CORVALLIS, Ore. – Oregon State University was ranked fourth in the nation in the number of papers published in professional journals related to ecology or the environment, a recent survey shows.
The analysis was done by Thomson Reuters, and it showed that 1,069 papers were published between 2005-09 by OSU researchers, almost 1 percent of the national total. Only scientists from the University of California at Davis, University of California at Berkeley, and University of Florida exceeded this total.
OSU has a wide range of experts working in these fields from several of its colleges, especially the College of Science, College of Forestry, College of Agricultural Sciences, College of Oceanic and Atmospheric Sciences, and College of Engineering.
University researchers have made pioneering findings about global climate change, “dead zones” in marine waters off the Pacific Northwest, the effect of changing conditions on forest health, new techniques to monitor the marine, atmospheric and terrestrial environments, declining snowpacks, impacts of “PAH” pollutants, mapping the ocean seafloor, communication of marine mammals and many other topics.
OSU scientists are also developing innovative techniques and products to help address some of these concerns, ranging from composite wood products that can eliminate toxic emissions of formaldehyde, to one of the world’s newest concepts in sustainable energy, the power of ocean waves. OSU engineers are even developing ways to produce energy from sewage at the same time the process cleans waste water.

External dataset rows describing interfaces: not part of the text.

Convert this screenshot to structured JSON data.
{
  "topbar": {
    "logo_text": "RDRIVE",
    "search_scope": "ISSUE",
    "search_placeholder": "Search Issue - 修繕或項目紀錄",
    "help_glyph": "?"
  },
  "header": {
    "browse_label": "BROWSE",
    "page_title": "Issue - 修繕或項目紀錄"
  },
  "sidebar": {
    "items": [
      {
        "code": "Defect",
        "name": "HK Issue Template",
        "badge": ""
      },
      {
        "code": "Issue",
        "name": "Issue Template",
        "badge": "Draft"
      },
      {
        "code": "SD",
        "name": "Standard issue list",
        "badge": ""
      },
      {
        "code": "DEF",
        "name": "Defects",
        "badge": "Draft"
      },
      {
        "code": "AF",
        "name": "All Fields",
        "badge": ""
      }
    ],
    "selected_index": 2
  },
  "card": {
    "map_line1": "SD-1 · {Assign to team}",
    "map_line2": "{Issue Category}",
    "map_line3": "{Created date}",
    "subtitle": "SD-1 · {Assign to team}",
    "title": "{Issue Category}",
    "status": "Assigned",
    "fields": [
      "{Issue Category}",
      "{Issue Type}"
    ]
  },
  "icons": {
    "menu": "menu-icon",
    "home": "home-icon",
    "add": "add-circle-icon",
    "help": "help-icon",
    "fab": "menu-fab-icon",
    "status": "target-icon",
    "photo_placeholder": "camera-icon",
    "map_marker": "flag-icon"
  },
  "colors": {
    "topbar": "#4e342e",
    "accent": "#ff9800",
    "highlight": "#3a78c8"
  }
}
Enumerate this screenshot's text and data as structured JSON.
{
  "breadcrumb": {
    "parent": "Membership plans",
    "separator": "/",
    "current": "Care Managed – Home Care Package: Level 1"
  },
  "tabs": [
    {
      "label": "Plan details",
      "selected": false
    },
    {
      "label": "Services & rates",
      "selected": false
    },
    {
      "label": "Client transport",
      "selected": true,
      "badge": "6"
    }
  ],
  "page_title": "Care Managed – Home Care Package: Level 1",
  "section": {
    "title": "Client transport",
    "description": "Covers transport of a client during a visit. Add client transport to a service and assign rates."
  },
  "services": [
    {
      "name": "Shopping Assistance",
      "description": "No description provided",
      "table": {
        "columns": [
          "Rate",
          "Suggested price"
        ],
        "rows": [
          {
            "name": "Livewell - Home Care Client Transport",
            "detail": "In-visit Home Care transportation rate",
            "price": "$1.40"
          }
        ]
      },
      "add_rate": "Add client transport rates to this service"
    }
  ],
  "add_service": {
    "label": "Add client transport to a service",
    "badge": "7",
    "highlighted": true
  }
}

The prolific amount of research at OSU is partly a reflection of major increases in scientific grants and contracts, officials say - $275 million in 2009-10 and double the amount it was only 10 years ago.